### TO DO
Work out how many lines in the data below contain "JSON", and state that count with nothing added.

### ENTRIES PROVIDED
•••••

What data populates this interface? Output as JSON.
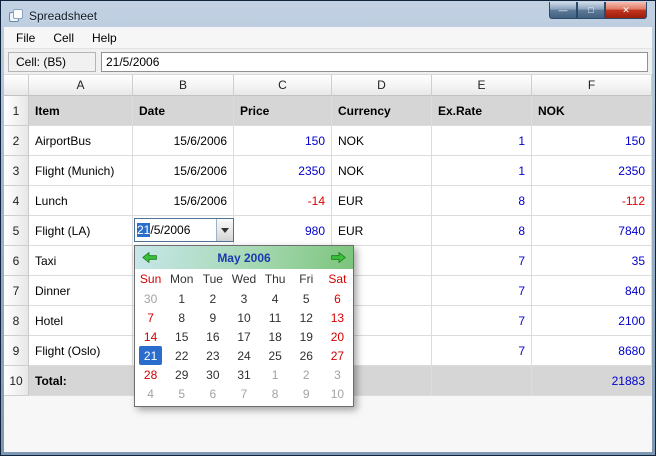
{
  "window": {
    "title": "Spreadsheet",
    "controls": {
      "minimize": "—",
      "maximize": "□",
      "close": "✕"
    }
  },
  "menu": {
    "items": [
      "File",
      "Cell",
      "Help"
    ]
  },
  "formula_bar": {
    "cell_label": "Cell: (B5)",
    "value": "21/5/2006"
  },
  "colors": {
    "value_blue": "#0000cc",
    "value_red": "#e00000",
    "selection_blue": "#2a6dcd",
    "weekend_red": "#d40000",
    "muted_gray": "#a3a3a3",
    "nav_title_blue": "#1b3ab0"
  },
  "grid": {
    "column_headers": [
      "A",
      "B",
      "C",
      "D",
      "E",
      "F"
    ],
    "rows": [
      {
        "num": "1",
        "kind": "header",
        "cells": [
          {
            "t": "Item",
            "a": "left",
            "bold": true
          },
          {
            "t": "Date",
            "a": "left",
            "bold": true
          },
          {
            "t": "Price",
            "a": "left",
            "bold": true
          },
          {
            "t": "Currency",
            "a": "left",
            "bold": true
          },
          {
            "t": "Ex.Rate",
            "a": "left",
            "bold": true
          },
          {
            "t": "NOK",
            "a": "left",
            "bold": true
          }
        ]
      },
      {
        "num": "2",
        "kind": "data",
        "cells": [
          {
            "t": "AirportBus",
            "a": "left"
          },
          {
            "t": "15/6/2006",
            "a": "right"
          },
          {
            "t": "150",
            "a": "right",
            "c": "blue"
          },
          {
            "t": "NOK",
            "a": "left"
          },
          {
            "t": "1",
            "a": "right",
            "c": "blue"
          },
          {
            "t": "150",
            "a": "right",
            "c": "blue"
          }
        ]
      },
      {
        "num": "3",
        "kind": "data",
        "cells": [
          {
            "t": "Flight (Munich)",
            "a": "left"
          },
          {
            "t": "15/6/2006",
            "a": "right"
          },
          {
            "t": "2350",
            "a": "right",
            "c": "blue"
          },
          {
            "t": "NOK",
            "a": "left"
          },
          {
            "t": "1",
            "a": "right",
            "c": "blue"
          },
          {
            "t": "2350",
            "a": "right",
            "c": "blue"
          }
        ]
      },
      {
        "num": "4",
        "kind": "data",
        "cells": [
          {
            "t": "Lunch",
            "a": "left"
          },
          {
            "t": "15/6/2006",
            "a": "right"
          },
          {
            "t": "-14",
            "a": "right",
            "c": "red"
          },
          {
            "t": "EUR",
            "a": "left"
          },
          {
            "t": "8",
            "a": "right",
            "c": "blue"
          },
          {
            "t": "-112",
            "a": "right",
            "c": "red"
          }
        ]
      },
      {
        "num": "5",
        "kind": "data",
        "cells": [
          {
            "t": "Flight (LA)",
            "a": "left"
          },
          {
            "t": "",
            "a": "right"
          },
          {
            "t": "980",
            "a": "right",
            "c": "blue"
          },
          {
            "t": "EUR",
            "a": "left"
          },
          {
            "t": "8",
            "a": "right",
            "c": "blue"
          },
          {
            "t": "7840",
            "a": "right",
            "c": "blue"
          }
        ]
      },
      {
        "num": "6",
        "kind": "data",
        "cells": [
          {
            "t": "Taxi",
            "a": "left"
          },
          {
            "t": "",
            "a": "right"
          },
          {
            "t": "",
            "a": "right"
          },
          {
            "t": "",
            "a": "left"
          },
          {
            "t": "7",
            "a": "right",
            "c": "blue"
          },
          {
            "t": "35",
            "a": "right",
            "c": "blue"
          }
        ]
      },
      {
        "num": "7",
        "kind": "data",
        "cells": [
          {
            "t": "Dinner",
            "a": "left"
          },
          {
            "t": "",
            "a": "right"
          },
          {
            "t": "",
            "a": "right"
          },
          {
            "t": "",
            "a": "left"
          },
          {
            "t": "7",
            "a": "right",
            "c": "blue"
          },
          {
            "t": "840",
            "a": "right",
            "c": "blue"
          }
        ]
      },
      {
        "num": "8",
        "kind": "data",
        "cells": [
          {
            "t": "Hotel",
            "a": "left"
          },
          {
            "t": "",
            "a": "right"
          },
          {
            "t": "",
            "a": "right"
          },
          {
            "t": "",
            "a": "left"
          },
          {
            "t": "7",
            "a": "right",
            "c": "blue"
          },
          {
            "t": "2100",
            "a": "right",
            "c": "blue"
          }
        ]
      },
      {
        "num": "9",
        "kind": "data",
        "cells": [
          {
            "t": "Flight (Oslo)",
            "a": "left"
          },
          {
            "t": "",
            "a": "right"
          },
          {
            "t": "",
            "a": "right"
          },
          {
            "t": "",
            "a": "left"
          },
          {
            "t": "7",
            "a": "right",
            "c": "blue"
          },
          {
            "t": "8680",
            "a": "right",
            "c": "blue"
          }
        ]
      },
      {
        "num": "10",
        "kind": "total",
        "cells": [
          {
            "t": "Total:",
            "a": "left",
            "bold": true
          },
          {
            "t": "",
            "a": "right"
          },
          {
            "t": "",
            "a": "right"
          },
          {
            "t": "",
            "a": "left"
          },
          {
            "t": "",
            "a": "right"
          },
          {
            "t": "21883",
            "a": "right",
            "c": "blue"
          }
        ]
      }
    ]
  },
  "date_editor": {
    "selected_text": "21",
    "rest_text": "/5/2006"
  },
  "calendar": {
    "title": "May 2006",
    "day_names": [
      "Sun",
      "Mon",
      "Tue",
      "Wed",
      "Thu",
      "Fri",
      "Sat"
    ],
    "selected_day": "21",
    "weeks": [
      [
        {
          "d": "30",
          "s": "muted"
        },
        {
          "d": "1"
        },
        {
          "d": "2"
        },
        {
          "d": "3"
        },
        {
          "d": "4"
        },
        {
          "d": "5"
        },
        {
          "d": "6",
          "s": "weekend"
        }
      ],
      [
        {
          "d": "7",
          "s": "weekend"
        },
        {
          "d": "8"
        },
        {
          "d": "9"
        },
        {
          "d": "10"
        },
        {
          "d": "11"
        },
        {
          "d": "12"
        },
        {
          "d": "13",
          "s": "weekend"
        }
      ],
      [
        {
          "d": "14",
          "s": "weekend"
        },
        {
          "d": "15"
        },
        {
          "d": "16"
        },
        {
          "d": "17"
        },
        {
          "d": "18"
        },
        {
          "d": "19"
        },
        {
          "d": "20",
          "s": "weekend"
        }
      ],
      [
        {
          "d": "21",
          "s": "selected"
        },
        {
          "d": "22"
        },
        {
          "d": "23"
        },
        {
          "d": "24"
        },
        {
          "d": "25"
        },
        {
          "d": "26"
        },
        {
          "d": "27",
          "s": "weekend"
        }
      ],
      [
        {
          "d": "28",
          "s": "weekend"
        },
        {
          "d": "29"
        },
        {
          "d": "30"
        },
        {
          "d": "31"
        },
        {
          "d": "1",
          "s": "muted"
        },
        {
          "d": "2",
          "s": "muted"
        },
        {
          "d": "3",
          "s": "muted"
        }
      ],
      [
        {
          "d": "4",
          "s": "muted"
        },
        {
          "d": "5",
          "s": "muted"
        },
        {
          "d": "6",
          "s": "muted"
        },
        {
          "d": "7",
          "s": "muted"
        },
        {
          "d": "8",
          "s": "muted"
        },
        {
          "d": "9",
          "s": "muted"
        },
        {
          "d": "10",
          "s": "muted"
        }
      ]
    ]
  }
}
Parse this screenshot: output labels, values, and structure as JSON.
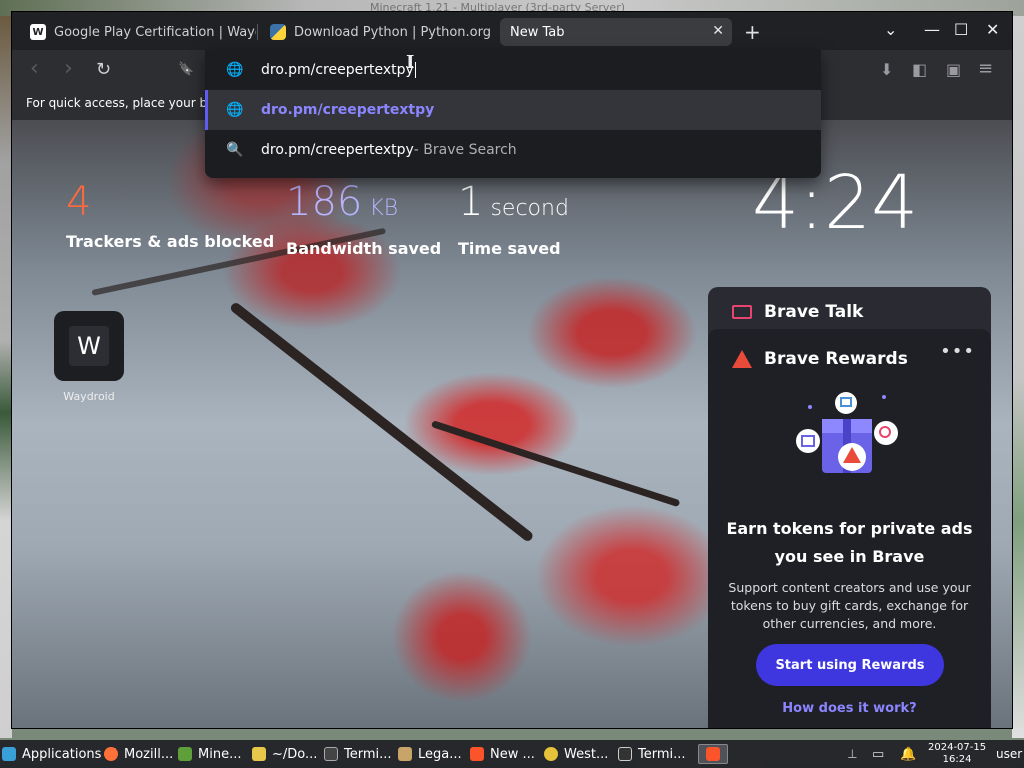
{
  "desktop": {
    "bg_title": "Minecraft 1.21 - Multiplayer (3rd-party Server)"
  },
  "tabs": [
    {
      "title": "Google Play Certification | Waydro",
      "favicon": "W"
    },
    {
      "title": "Download Python | Python.org"
    },
    {
      "title": "New Tab",
      "close": "✕"
    }
  ],
  "tabbar": {
    "new_tab": "+",
    "dropdown": "⌄",
    "minimize": "—",
    "maximize": "☐",
    "close": "✕"
  },
  "toolbar": {
    "back": "‹",
    "forward": "›",
    "reload": "↻",
    "bookmark": "🔖",
    "download": "⬇",
    "sidebar": "◧",
    "wallet": "▣",
    "menu": "≡"
  },
  "bookmarks_bar": {
    "text": "For quick access, place your bo"
  },
  "omnibox": {
    "input": "dro.pm/creepertextpy",
    "suggestions": [
      {
        "text": "dro.pm/creepertextpy",
        "icon": "globe-icon"
      },
      {
        "text": "dro.pm/creepertextpy",
        "suffix": " - Brave Search",
        "icon": "search-icon"
      }
    ]
  },
  "stats": {
    "trackers": {
      "value": "4",
      "label": "Trackers & ads blocked"
    },
    "bandwidth": {
      "value": "186",
      "unit": " KB",
      "label": "Bandwidth saved"
    },
    "time": {
      "value": "1",
      "unit": " second",
      "label": "Time saved"
    }
  },
  "clock": "4:24",
  "top_sites": [
    {
      "label": "Waydroid",
      "letter": "W"
    }
  ],
  "brave_talk": {
    "title": "Brave Talk"
  },
  "brave_rewards": {
    "title": "Brave Rewards",
    "more": "•••",
    "headline": "Earn tokens for private ads you see in Brave",
    "description": "Support content creators and use your tokens to buy gift cards, exchange for other currencies, and more.",
    "cta": "Start using Rewards",
    "link": "How does it work?"
  },
  "taskbar": {
    "items": [
      {
        "label": "Applications ☰"
      },
      {
        "label": "Mozill..."
      },
      {
        "label": "Mine..."
      },
      {
        "label": "~/Do..."
      },
      {
        "label": "Termi..."
      },
      {
        "label": "Lega..."
      },
      {
        "label": "New ..."
      },
      {
        "label": "West..."
      },
      {
        "label": "Termi..."
      }
    ],
    "date": "2024-07-15",
    "time": "16:24",
    "user": "user"
  },
  "colors": {
    "accent": "#3e37e0",
    "link": "#8b86ff",
    "tracker_orange": "#ff6a3d",
    "bandwidth_purple": "#b9b4ff"
  }
}
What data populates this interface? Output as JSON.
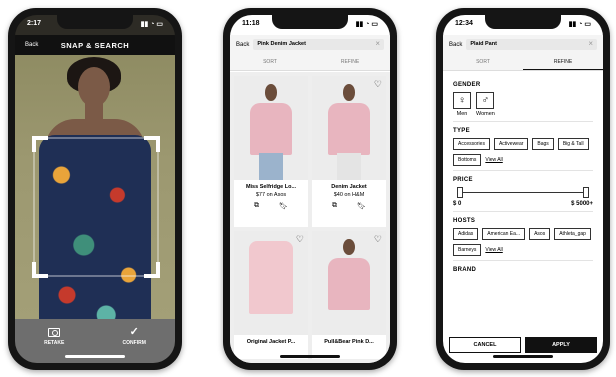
{
  "phone1": {
    "status_time": "2:17",
    "back_label": "Back",
    "title": "SNAP & SEARCH",
    "retake_label": "RETAKE",
    "confirm_label": "CONFIRM"
  },
  "phone2": {
    "status_time": "11:18",
    "back_label": "Back",
    "search_value": "Pink Denim Jacket",
    "tabs": [
      "SORT",
      "REFINE"
    ],
    "products": [
      {
        "name": "Miss Selfridge Lo...",
        "price": "$77 on Asos"
      },
      {
        "name": "Denim Jacket",
        "price": "$40 on H&M"
      },
      {
        "name": "Original Jacket P...",
        "price": ""
      },
      {
        "name": "Pull&Bear Pink D...",
        "price": ""
      }
    ]
  },
  "phone3": {
    "status_time": "12:34",
    "back_label": "Back",
    "search_value": "Plaid Pant",
    "tabs": [
      "SORT",
      "REFINE"
    ],
    "gender_title": "GENDER",
    "gender_options": [
      "Men",
      "Women"
    ],
    "type_title": "TYPE",
    "type_chips": [
      "Accessories",
      "Activewear",
      "Bags",
      "Big & Tall",
      "Bottoms"
    ],
    "view_all": "View All",
    "price_title": "PRICE",
    "price_min": "$ 0",
    "price_max": "$ 5000+",
    "hosts_title": "HOSTS",
    "host_chips": [
      "Adidas",
      "American Ea...",
      "Asos",
      "Athleta_gap",
      "Barneys"
    ],
    "brand_title": "BRAND",
    "cancel_label": "CANCEL",
    "apply_label": "APPLY"
  },
  "icons": {
    "male": "♂",
    "female": "♀",
    "check": "✓",
    "heart": "♡",
    "close": "×"
  }
}
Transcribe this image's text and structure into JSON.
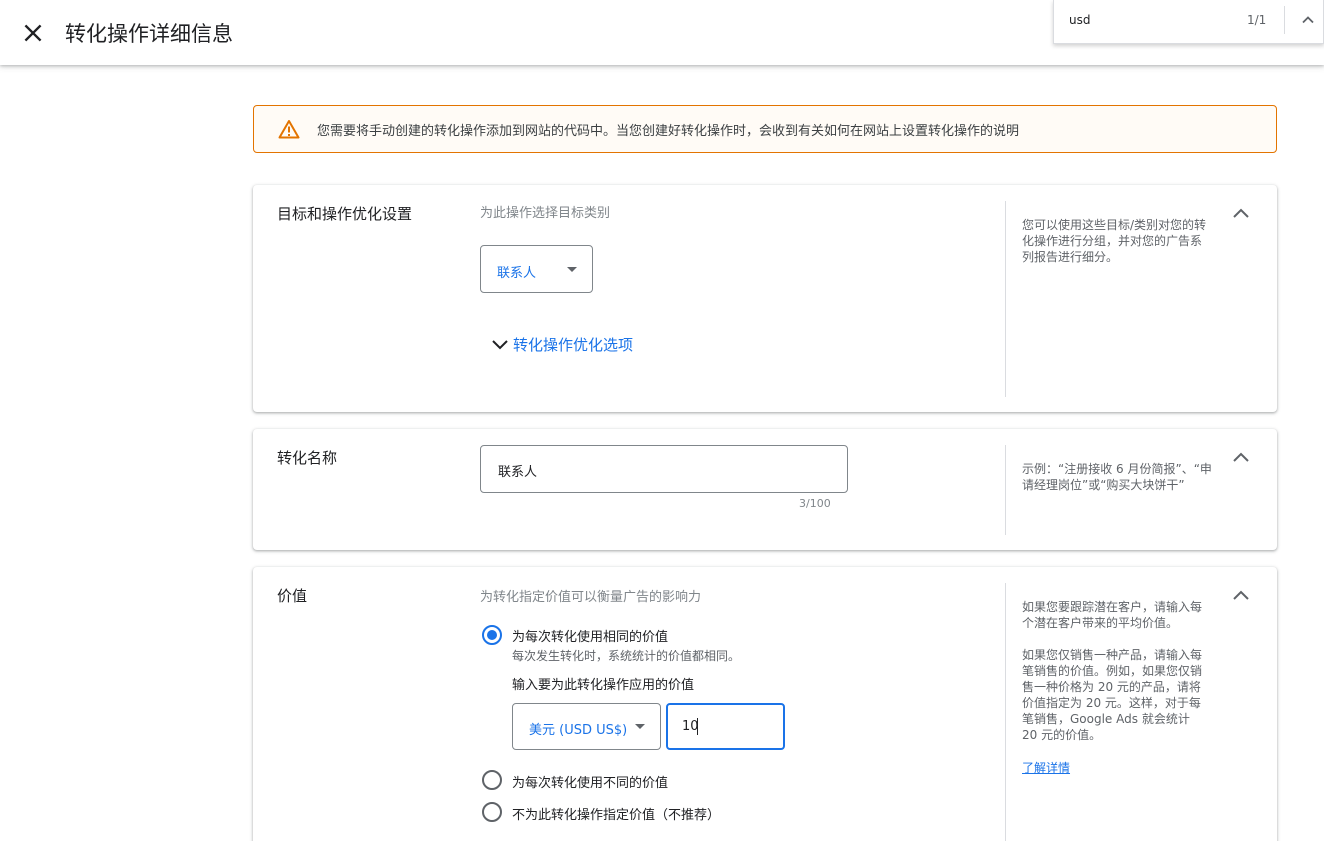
{
  "header": {
    "title": "转化操作详细信息"
  },
  "find_bar": {
    "query": "usd",
    "count": "1/1"
  },
  "warning": {
    "text": "您需要将手动创建的转化操作添加到网站的代码中。当您创建好转化操作时，会收到有关如何在网站上设置转化操作的说明"
  },
  "goal_section": {
    "title": "目标和操作优化设置",
    "category_label": "为此操作选择目标类别",
    "category_value": "联系人",
    "expander_label": "转化操作优化选项",
    "hint": "您可以使用这些目标/类别对您的转化操作进行分组，并对您的广告系列报告进行细分。"
  },
  "name_section": {
    "title": "转化名称",
    "input_value": "联系人",
    "char_count": "3/100",
    "hint": "示例：“注册接收 6 月份简报”、“申请经理岗位”或“购买大块饼干”"
  },
  "value_section": {
    "title": "价值",
    "subtitle": "为转化指定价值可以衡量广告的影响力",
    "options": [
      {
        "label": "为每次转化使用相同的价值",
        "description": "每次发生转化时，系统统计的价值都相同。",
        "checked": true
      },
      {
        "label": "为每次转化使用不同的价值",
        "checked": false
      },
      {
        "label": "不为此转化操作指定价值（不推荐）",
        "checked": false
      }
    ],
    "input_prompt": "输入要为此转化操作应用的价值",
    "currency": "美元 (USD US$)",
    "amount": "10",
    "hint_1": "如果您要跟踪潜在客户，请输入每个潜在客户带来的平均价值。",
    "hint_2": "如果您仅销售一种产品，请输入每笔销售的价值。例如，如果您仅销售一种价格为 20 元的产品，请将价值指定为 20 元。这样，对于每笔销售，Google Ads 就会统计 20 元的价值。",
    "learn_more": "了解详情"
  },
  "colors": {
    "accent": "#1a73e8",
    "warning": "#e37400"
  },
  "icons": [
    "close-icon",
    "chevron-up-icon",
    "warning-icon",
    "chevron-down-icon",
    "dropdown-caret-icon"
  ]
}
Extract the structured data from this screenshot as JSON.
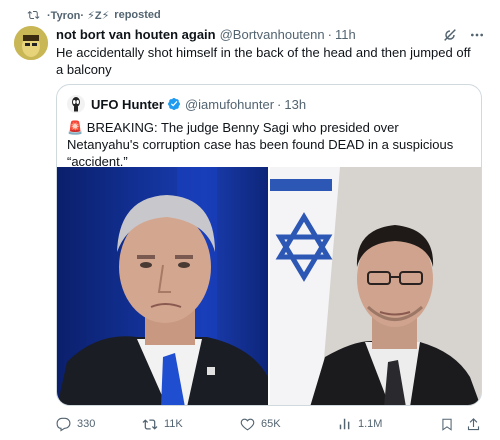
{
  "repost": {
    "user": "·Tyron· ⚡Z⚡",
    "label": "reposted"
  },
  "tweet": {
    "author_name": "not bort van houten again",
    "handle": "@Bortvanhoutenn",
    "time": "11h",
    "text": "He accidentally shot himself in the back of the head and then jumped off a balcony"
  },
  "quote": {
    "author_name": "UFO Hunter",
    "handle": "@iamufohunter",
    "time": "13h",
    "text": "🚨 BREAKING: The judge Benny Sagi who presided over Netanyahu's corruption case has been found DEAD in a suspicious “accident.”"
  },
  "actions": {
    "replies": "330",
    "reposts": "11K",
    "likes": "65K",
    "views": "1.1M"
  },
  "colors": {
    "text": "#0f1419",
    "secondary": "#536471",
    "border": "#cfd9de",
    "verified": "#1d9bf0"
  },
  "icons": [
    "repost-icon",
    "grok-icon",
    "more-icon",
    "verified-badge-icon",
    "reply-icon",
    "retweet-icon",
    "like-icon",
    "views-icon",
    "bookmark-icon",
    "share-icon"
  ]
}
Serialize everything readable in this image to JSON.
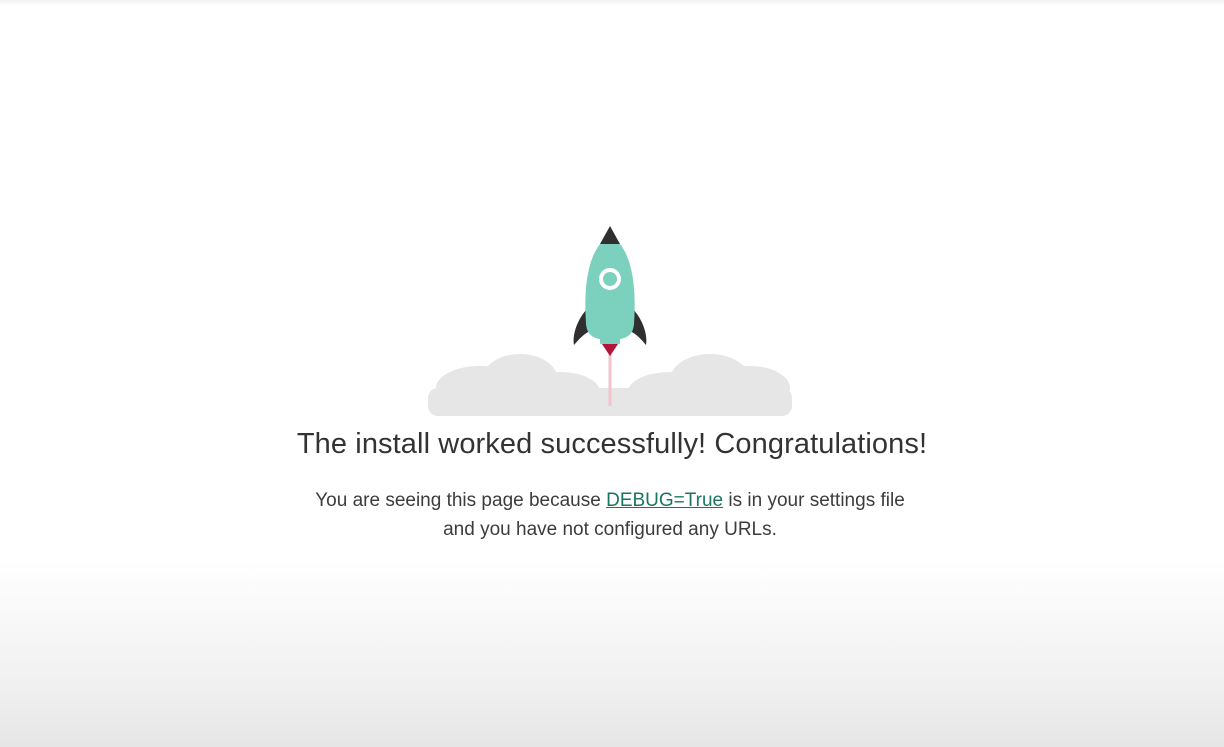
{
  "headline": "The install worked successfully! Congratulations!",
  "message": {
    "before_link": "You are seeing this page because ",
    "link_text": "DEBUG=True",
    "after_link": " is in your settings file and you have not configured any URLs."
  },
  "illustration": {
    "icon": "rocket-launch-icon",
    "colors": {
      "rocket_body": "#7bd1bd",
      "rocket_fins": "#2f2f2f",
      "rocket_flame": "#b3143c",
      "smoke": "#e6e6e6"
    }
  },
  "colors": {
    "link": "#1a7560",
    "text": "#333333"
  }
}
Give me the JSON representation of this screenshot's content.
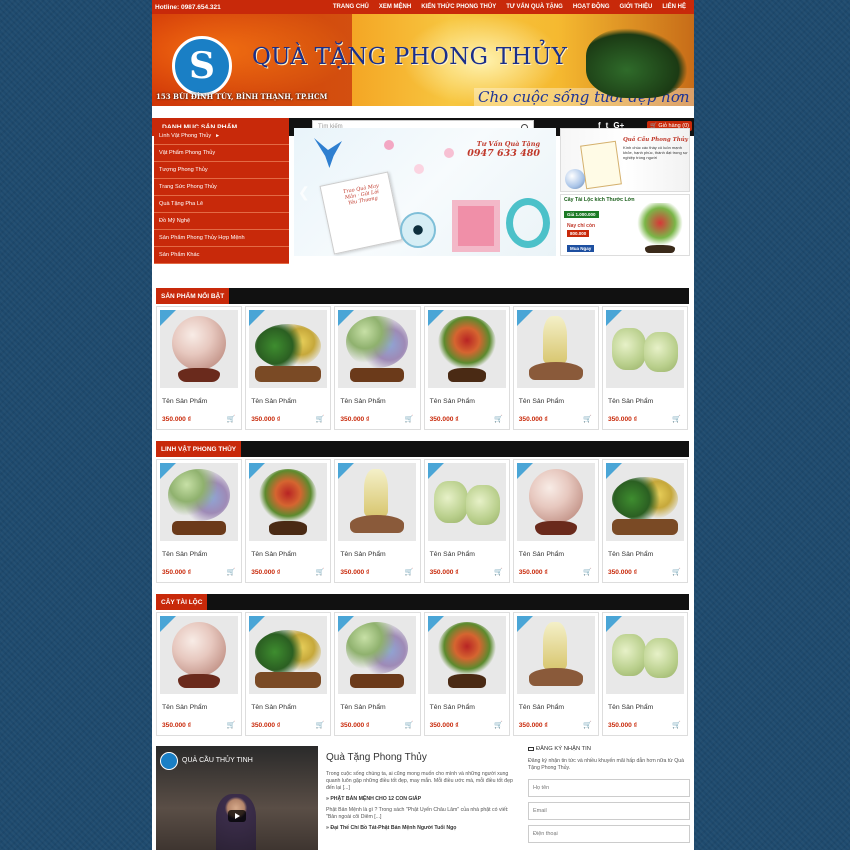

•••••

### RESULT OF THIS TASK
7